Jean Bernard Grand-MaîtreJean Bernard Grand-Maître, dancer, teacher, choreographer (b at Hull, Qué 6 Apr 1963). Jean Grand-Maître is among the most successful Canadian ballet choreographers of his generation. After a year in the dance program at York University, Toronto, Grand-Maître continued his training at Montréal's L'École supérieure de danse du Québec, 1983-86, where he presented his earliest ballets in workshop productions. He performed with THEATRE BALLET OF CANADA, 1987-89, Les Ballets de Montréal Eddy TOUSSAINT, 1990, and BALLET BRITISH COLUMBIA, 1991, continuing to participate in various dance company choreographic workshops and creating four works for BALLET JÖRGEN from 1990 to 1994.
His career breakthrough was Frames of Mind, originally created for a 1993 NATIONAL BALLET OF CANADA choreographic workshop and taken into the company repertoire to critical acclaim the following year, earning a Dora Mavor Moore Award nomination. NBC included Frames of Mind in a later European tour. Its success helped Grand-Maître win a place in the 1994 Carlisle Project, a prestigious American choreographic development program operated by the Pennsylvania Ballet.
As a result of this exposure, Grand-Maître soon received commissions from a number of important foreign companies.
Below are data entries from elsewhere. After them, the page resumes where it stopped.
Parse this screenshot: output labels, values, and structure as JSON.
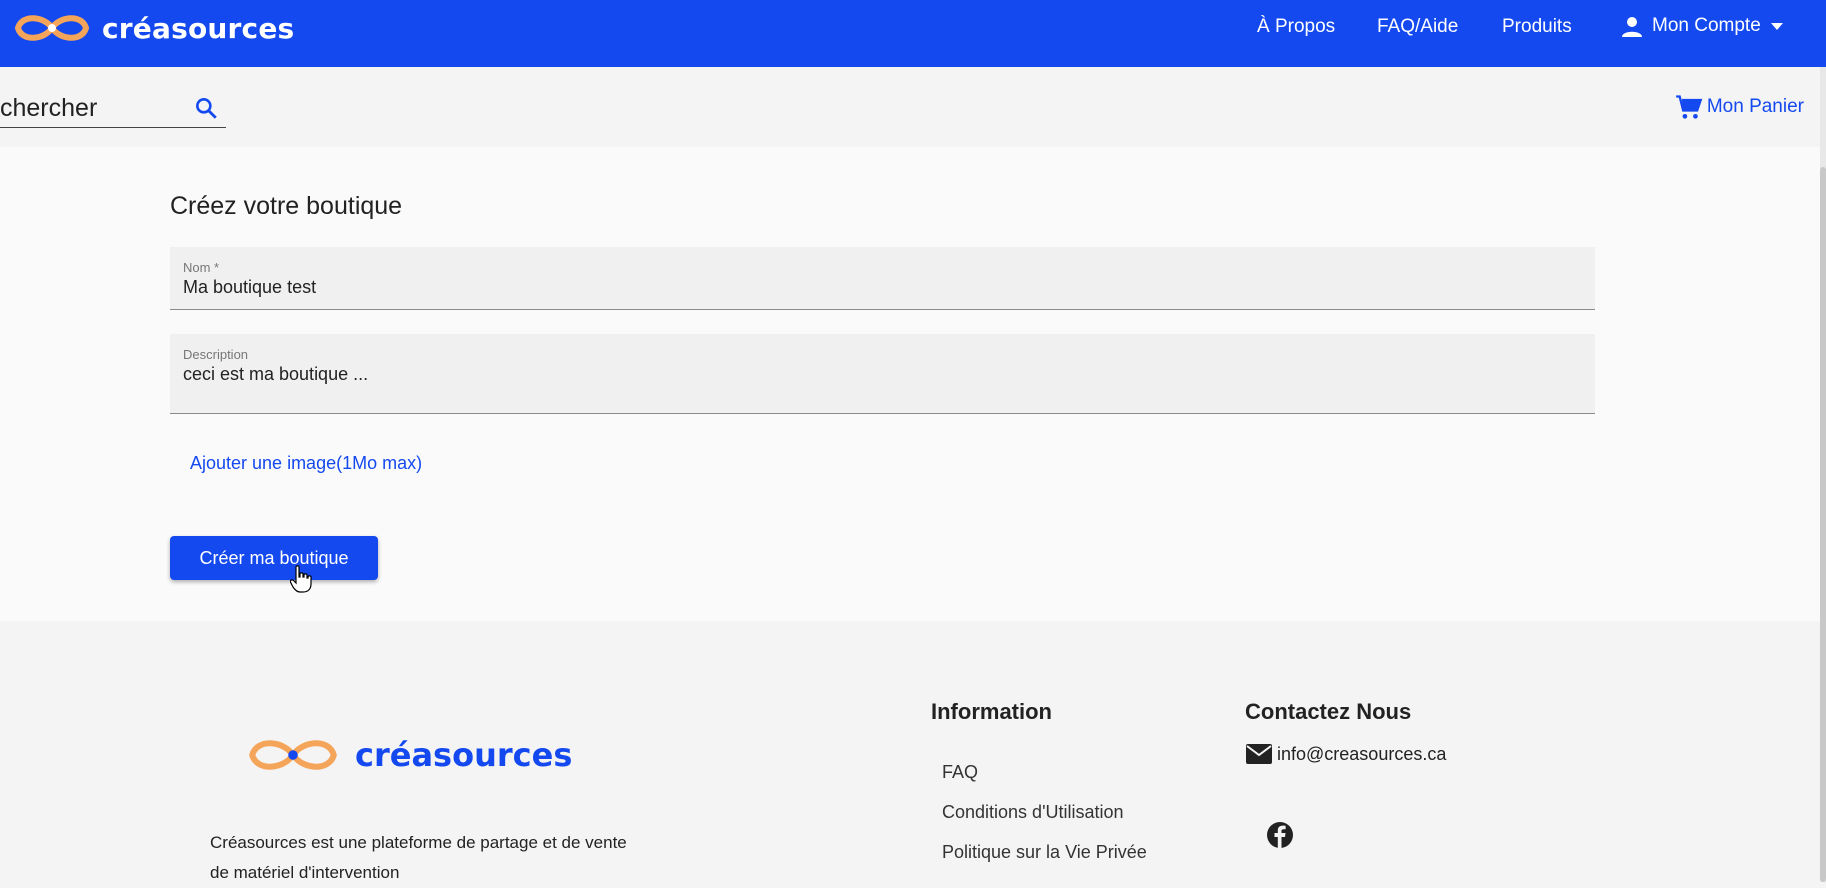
{
  "header": {
    "brand": "créasources",
    "nav": {
      "about": "À Propos",
      "faq": "FAQ/Aide",
      "products": "Produits",
      "account": "Mon Compte"
    }
  },
  "subbar": {
    "search_placeholder": "chercher",
    "cart_label": "Mon Panier"
  },
  "form": {
    "title": "Créez votre boutique",
    "name_label": "Nom *",
    "name_value": "Ma boutique test",
    "description_label": "Description",
    "description_value": "ceci est ma boutique ...",
    "upload_link": "Ajouter une image(1Mo max)",
    "submit_label": "Créer ma boutique"
  },
  "footer": {
    "brand": "créasources",
    "description": "Créasources est une plateforme de partage et de vente de matériel d'intervention",
    "information_heading": "Information",
    "links": [
      "FAQ",
      "Conditions d'Utilisation",
      "Politique sur la Vie Privée"
    ],
    "contact_heading": "Contactez Nous",
    "email": "info@creasources.ca"
  },
  "colors": {
    "primary": "#1449f0",
    "logo_orange": "#f5a55a"
  },
  "icons": [
    "infinity-logo-icon",
    "account-icon",
    "caret-down-icon",
    "search-icon",
    "cart-icon",
    "mail-icon",
    "facebook-icon",
    "hand-pointer-icon"
  ]
}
His major foreign commissions include the evening-length La Veglia degli Angeli (Teatro alla Scala, Milan, 1995), Exilium (Stuttgart Ballet, 1997), Eja Mater (Paris Opera Ballet, 1997), Ecclesia and another evening-length work, Emma B (Bavarian State Ballet, Munich, 1998 and 1999), and Liaisons Dangereuses (National Ballet of Norway, Oslo, 2000).
In the United States, Hartford Ballet restaged Frames of Mind in 1995 and commissioned Ancient Airs and Uroboros (1996 and 1999). Dance Connecticut presented Grand-Maître's full-length version of Romeo and Juliet in 2000 with great success. In Canada, his major commissions include The Winter Room, Boy Wonder and Tema Celesta (Ballet BC, 1995, 1996 and 2000) and La Mémoire de l'eau (LES GRANDS BALLETS CANADIENS, 1997). In Québec he has also choreographed for a number of stage galas and operettas as well as for television. In 2001 the Québec Arts Council awarded him a 6-month creative sabbatical in Rome. He returned to Montréal to direct a touring stage musical version of Roméo et Juliette.
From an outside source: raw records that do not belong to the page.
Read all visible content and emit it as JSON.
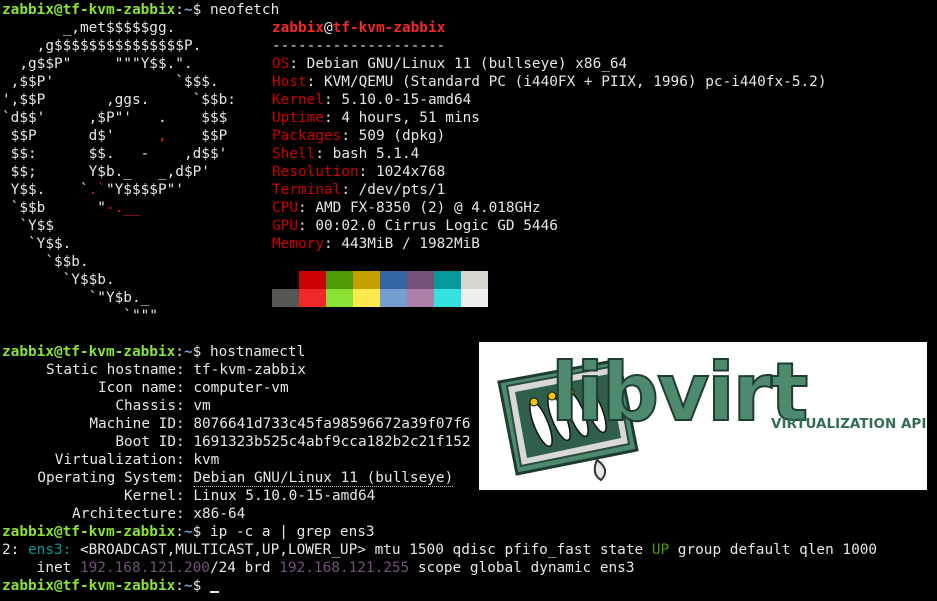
{
  "prompt": {
    "user_host": "zabbix@tf-kvm-zabbix",
    "sep": ":",
    "path": "~",
    "dollar": "$ "
  },
  "commands": {
    "neofetch": "neofetch",
    "hostnamectl": "hostnamectl",
    "ip": "ip -c a | grep ens3",
    "current": ""
  },
  "debian_logo_lines": [
    "       _,met$$$$$gg.",
    "    ,g$$$$$$$$$$$$$$$P.",
    "  ,g$$P\"     \"\"\"Y$$.\".",
    " ,$$P'              `$$$.",
    "',$$P       ,ggs.     `$$b:",
    "`d$$'     ,$P\"'   .    $$$",
    " $$P      d$'     ,    $$P",
    " $$:      $$.   -    ,d$$'",
    " $$;      Y$b._   _,d$P'",
    " Y$$.    `.`\"Y$$$$P\"'",
    " `$$b      \"-.__",
    "  `Y$$",
    "   `Y$$.",
    "     `$$b.",
    "       `Y$$b.",
    "          `\"Y$b._",
    "              `\"\"\""
  ],
  "neofetch": {
    "user": "zabbix",
    "at": "@",
    "host": "tf-kvm-zabbix",
    "divider": "--------------------",
    "rows": [
      {
        "key": "OS",
        "value": "Debian GNU/Linux 11 (bullseye) x86_64"
      },
      {
        "key": "Host",
        "value": "KVM/QEMU (Standard PC (i440FX + PIIX, 1996) pc-i440fx-5.2)"
      },
      {
        "key": "Kernel",
        "value": "5.10.0-15-amd64"
      },
      {
        "key": "Uptime",
        "value": "4 hours, 51 mins"
      },
      {
        "key": "Packages",
        "value": "509 (dpkg)"
      },
      {
        "key": "Shell",
        "value": "bash 5.1.4"
      },
      {
        "key": "Resolution",
        "value": "1024x768"
      },
      {
        "key": "Terminal",
        "value": "/dev/pts/1"
      },
      {
        "key": "CPU",
        "value": "AMD FX-8350 (2) @ 4.018GHz"
      },
      {
        "key": "GPU",
        "value": "00:02.0 Cirrus Logic GD 5446"
      },
      {
        "key": "Memory",
        "value": "443MiB / 1982MiB"
      }
    ],
    "palette_top": [
      "#000000",
      "#cc0000",
      "#4e9a06",
      "#c4a000",
      "#3465a4",
      "#75507b",
      "#06989a",
      "#d3d7cf"
    ],
    "palette_bottom": [
      "#555753",
      "#ef2929",
      "#8ae234",
      "#fce94f",
      "#729fcf",
      "#ad7fa8",
      "#34e2e2",
      "#eeeeec"
    ]
  },
  "hostnamectl": [
    {
      "key": "Static hostname",
      "value": "tf-kvm-zabbix"
    },
    {
      "key": "Icon name",
      "value": "computer-vm"
    },
    {
      "key": "Chassis",
      "value": "vm"
    },
    {
      "key": "Machine ID",
      "value": "8076641d733c45fa98596672a39f07f6"
    },
    {
      "key": "Boot ID",
      "value": "1691323b525c4abf9cca182b2c21f152"
    },
    {
      "key": "Virtualization",
      "value": "kvm"
    },
    {
      "key": "Operating System",
      "value": "Debian GNU/Linux 11 (bullseye)"
    },
    {
      "key": "Kernel",
      "value": "Linux 5.10.0-15-amd64"
    },
    {
      "key": "Architecture",
      "value": "x86-64"
    }
  ],
  "ip_output": {
    "idx": "2: ",
    "iface": "ens3:",
    "flags": " <BROADCAST,MULTICAST,UP,LOWER_UP> mtu 1500 qdisc pfifo_fast state ",
    "state": "UP",
    "rest": " group default qlen 1000",
    "inet_label": "    inet ",
    "inet_addr": "192.168.121.200",
    "prefix": "/24 brd ",
    "brd_addr": "192.168.121.255",
    "scope": " scope global dynamic ens3"
  },
  "libvirt": {
    "wordmark": "libvirt",
    "tagline": "VIRTUALIZATION API"
  }
}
Grand-Maître's ballets are notable for their theatricality. He works in close collaboration with composers and with lighting, costume and set designers to create specific stage environments that both complement and amplify the poetic and emotional implications of the choreographic content. Although he regards the choreographic component as central, in many respects his approach is similar to that of a director with an integrated vision of the total theatrical experience he wants to achieve.
After many years working as an itinerant choreographer, Grand-Maître set himself the goal of directing a ballet company and in 2002 was hired by ALBERTA BALLET, where he has restaged a number of his earlier works and created popular versions of Bizet's Carmen and Prokofiev's Cinderella and Romeo and Juliet. Grand-Maître has had considerable box office and critical success by creating ballets to popular music. In 2007 he collaborated with Canadian musician Joni MITCHELL on the ballet Joni Mitchell's The Fiddle and the Drum, a work about war and the environment. In 2010 he created a Broadway-style ballet about sensationalist aspects of the life of singer/songwriter Elton John, called Love Lies Bleeding, to be followed by a ballet using the music of Canadian songstress Sarah MCLACHLAN in a new work.
Jean Grand-Maître has expanded Alberta Ballet to 30 dancers, making it Canada's 3rd-largest ballet company, and has led it on several tours of China as well as extensive domestic touring. He has given Alberta Ballet a distinct artistic personality and advanced his predecessors' efforts to establish its national and international profile. He was also the director of choreography for the opening and closing ceremonies of the Vancouver 2010 Olympics.
Grand-Maître, notably articulate and polylingual, has also become an outspoken advocate for the role of the arts within Alberta and nationally.